Every line in the records below that holds "Microsoft" must be identified and copied.

--- START ---

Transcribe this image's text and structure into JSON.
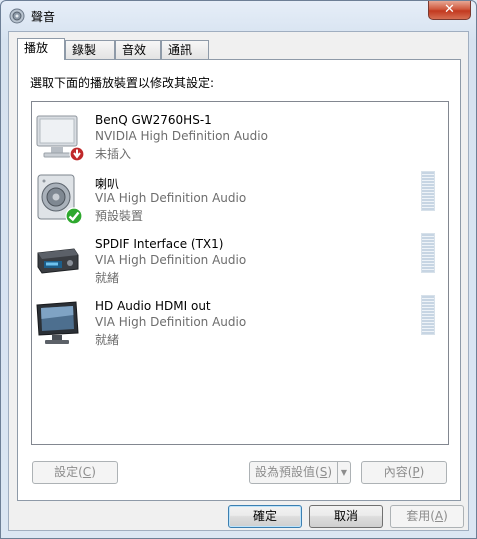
{
  "window": {
    "title": "聲音",
    "close_label": "✕"
  },
  "tabs": [
    {
      "label": "播放",
      "active": true
    },
    {
      "label": "錄製",
      "active": false
    },
    {
      "label": "音效",
      "active": false
    },
    {
      "label": "通訊",
      "active": false
    }
  ],
  "instruction": "選取下面的播放裝置以修改其設定:",
  "devices": [
    {
      "name": "BenQ GW2760HS-1",
      "driver": "NVIDIA High Definition Audio",
      "status": "未插入",
      "icon": "monitor-icon",
      "badge": "unplugged-badge-icon"
    },
    {
      "name": "喇叭",
      "driver": "VIA High Definition Audio",
      "status": "預設裝置",
      "icon": "speaker-icon",
      "badge": "default-check-badge-icon"
    },
    {
      "name": "SPDIF Interface (TX1)",
      "driver": "VIA High Definition Audio",
      "status": "就緒",
      "icon": "receiver-icon",
      "badge": ""
    },
    {
      "name": "HD Audio HDMI out",
      "driver": "VIA High Definition Audio",
      "status": "就緒",
      "icon": "monitor-icon",
      "badge": ""
    }
  ],
  "buttons": {
    "configure": {
      "label": "設定(",
      "key": "C",
      "suffix": ")"
    },
    "set_default": {
      "label": "設為預設值(",
      "key": "S",
      "suffix": ")"
    },
    "properties": {
      "label": "內容(",
      "key": "P",
      "suffix": ")"
    },
    "ok": "確定",
    "cancel": "取消",
    "apply": {
      "label": "套用(",
      "key": "A",
      "suffix": ")"
    }
  },
  "colors": {
    "check_green": "#2ea82e",
    "unplugged_red": "#c0282a",
    "selection_blue": "#3c7fb1"
  }
}
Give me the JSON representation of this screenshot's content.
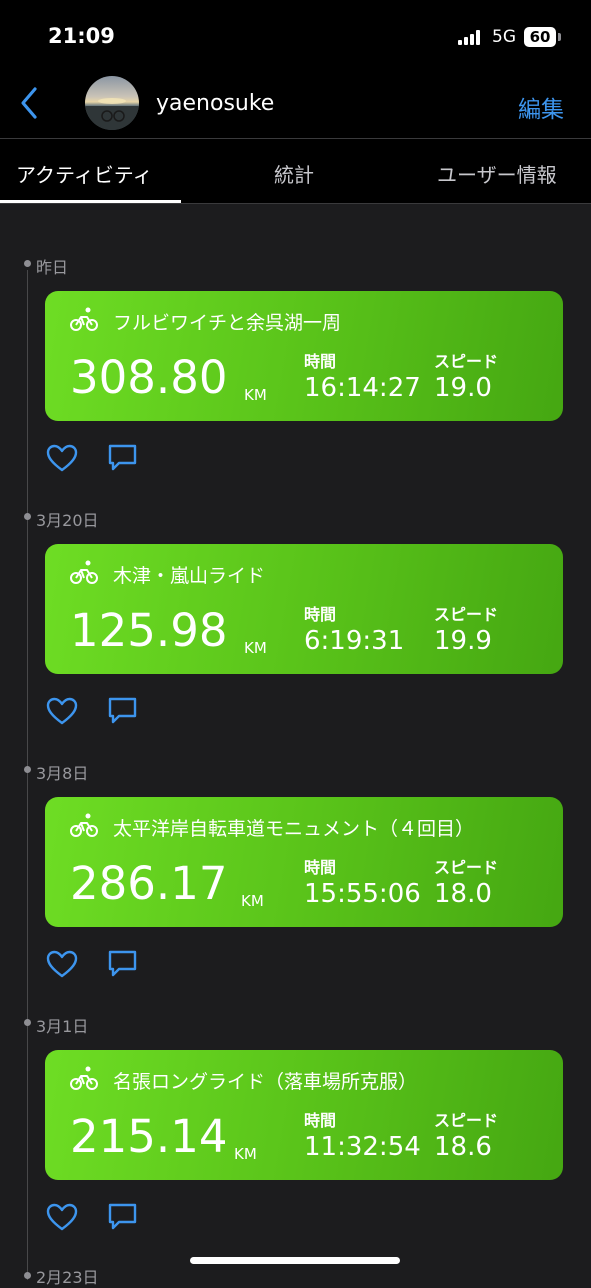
{
  "status_bar": {
    "time": "21:09",
    "network": "5G",
    "battery": "60"
  },
  "header": {
    "username": "yaenosuke",
    "edit_label": "編集"
  },
  "tabs": [
    {
      "label": "アクティビティ"
    },
    {
      "label": "統計"
    },
    {
      "label": "ユーザー情報"
    }
  ],
  "activities": [
    {
      "date": "昨日",
      "title": "フルビワイチと余呉湖一周",
      "distance": "308.80",
      "unit": "KM",
      "time_label": "時間",
      "time": "16:14:27",
      "speed_label": "スピード",
      "speed": "19.0"
    },
    {
      "date": "3月20日",
      "title": "木津・嵐山ライド",
      "distance": "125.98",
      "unit": "KM",
      "time_label": "時間",
      "time": "6:19:31",
      "speed_label": "スピード",
      "speed": "19.9"
    },
    {
      "date": "3月8日",
      "title": "太平洋岸自転車道モニュメント（４回目）",
      "distance": "286.17",
      "unit": "KM",
      "time_label": "時間",
      "time": "15:55:06",
      "speed_label": "スピード",
      "speed": "18.0"
    },
    {
      "date": "3月1日",
      "title": "名張ロングライド（落車場所克服）",
      "distance": "215.14",
      "unit": "KM",
      "time_label": "時間",
      "time": "11:32:54",
      "speed_label": "スピード",
      "speed": "18.6"
    }
  ],
  "next_date": "2月23日",
  "colors": {
    "accent": "#3d95ee",
    "card_green": "#5cc51b",
    "background": "#1c1c1e"
  },
  "icons": [
    "back-chevron-icon",
    "bicycle-icon",
    "heart-icon",
    "comment-icon"
  ]
}
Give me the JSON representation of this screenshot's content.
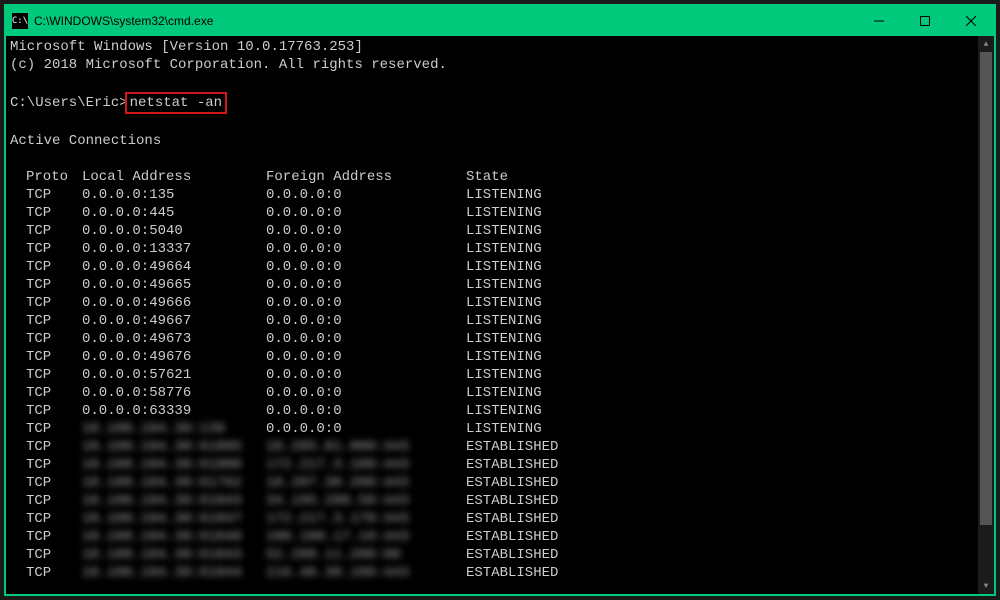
{
  "titlebar": {
    "icon_label": "C:\\",
    "title": "C:\\WINDOWS\\system32\\cmd.exe"
  },
  "banner": {
    "line1": "Microsoft Windows [Version 10.0.17763.253]",
    "line2": "(c) 2018 Microsoft Corporation. All rights reserved."
  },
  "prompt": {
    "path": "C:\\Users\\Eric>",
    "command": "netstat -an"
  },
  "section_title": "Active Connections",
  "headers": {
    "proto": "Proto",
    "local": "Local Address",
    "foreign": "Foreign Address",
    "state": "State"
  },
  "rows": [
    {
      "proto": "TCP",
      "local": "0.0.0.0:135",
      "foreign": "0.0.0.0:0",
      "state": "LISTENING",
      "blur": false
    },
    {
      "proto": "TCP",
      "local": "0.0.0.0:445",
      "foreign": "0.0.0.0:0",
      "state": "LISTENING",
      "blur": false
    },
    {
      "proto": "TCP",
      "local": "0.0.0.0:5040",
      "foreign": "0.0.0.0:0",
      "state": "LISTENING",
      "blur": false
    },
    {
      "proto": "TCP",
      "local": "0.0.0.0:13337",
      "foreign": "0.0.0.0:0",
      "state": "LISTENING",
      "blur": false
    },
    {
      "proto": "TCP",
      "local": "0.0.0.0:49664",
      "foreign": "0.0.0.0:0",
      "state": "LISTENING",
      "blur": false
    },
    {
      "proto": "TCP",
      "local": "0.0.0.0:49665",
      "foreign": "0.0.0.0:0",
      "state": "LISTENING",
      "blur": false
    },
    {
      "proto": "TCP",
      "local": "0.0.0.0:49666",
      "foreign": "0.0.0.0:0",
      "state": "LISTENING",
      "blur": false
    },
    {
      "proto": "TCP",
      "local": "0.0.0.0:49667",
      "foreign": "0.0.0.0:0",
      "state": "LISTENING",
      "blur": false
    },
    {
      "proto": "TCP",
      "local": "0.0.0.0:49673",
      "foreign": "0.0.0.0:0",
      "state": "LISTENING",
      "blur": false
    },
    {
      "proto": "TCP",
      "local": "0.0.0.0:49676",
      "foreign": "0.0.0.0:0",
      "state": "LISTENING",
      "blur": false
    },
    {
      "proto": "TCP",
      "local": "0.0.0.0:57621",
      "foreign": "0.0.0.0:0",
      "state": "LISTENING",
      "blur": false
    },
    {
      "proto": "TCP",
      "local": "0.0.0.0:58776",
      "foreign": "0.0.0.0:0",
      "state": "LISTENING",
      "blur": false
    },
    {
      "proto": "TCP",
      "local": "0.0.0.0:63339",
      "foreign": "0.0.0.0:0",
      "state": "LISTENING",
      "blur": false
    },
    {
      "proto": "TCP",
      "local": "10.100.104.30:139",
      "foreign": "0.0.0.0:0",
      "state": "LISTENING",
      "blur_local": true
    },
    {
      "proto": "TCP",
      "local": "10.100.104.30:61005",
      "foreign": "10.205.01.000:443",
      "state": "ESTABLISHED",
      "blur_local": true,
      "blur_foreign": true
    },
    {
      "proto": "TCP",
      "local": "10.100.104.30:61000",
      "foreign": "172.217.3.100:443",
      "state": "ESTABLISHED",
      "blur_local": true,
      "blur_foreign": true
    },
    {
      "proto": "TCP",
      "local": "10.100.104.30:61762",
      "foreign": "10.207.30.200:443",
      "state": "ESTABLISHED",
      "blur_local": true,
      "blur_foreign": true
    },
    {
      "proto": "TCP",
      "local": "10.100.104.30:61043",
      "foreign": "34.195.200.50:443",
      "state": "ESTABLISHED",
      "blur_local": true,
      "blur_foreign": true
    },
    {
      "proto": "TCP",
      "local": "10.100.104.30:61047",
      "foreign": "172.217.3.170:443",
      "state": "ESTABLISHED",
      "blur_local": true,
      "blur_foreign": true
    },
    {
      "proto": "TCP",
      "local": "10.100.104.30:61048",
      "foreign": "100.100.17.10:443",
      "state": "ESTABLISHED",
      "blur_local": true,
      "blur_foreign": true
    },
    {
      "proto": "TCP",
      "local": "10.100.104.30:61043",
      "foreign": "52.200.11.200:80",
      "state": "ESTABLISHED",
      "blur_local": true,
      "blur_foreign": true
    },
    {
      "proto": "TCP",
      "local": "10.100.104.30:61044",
      "foreign": "216.48.30.100:443",
      "state": "ESTABLISHED",
      "blur_local": true,
      "blur_foreign": true
    }
  ]
}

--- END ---

COMPLETED EXERCISE:
    "line1": "Microsoft Windows [Version 10.0.17763.253]",
    "line2": "(c) 2018 Microsoft Corporation. All rights reserved."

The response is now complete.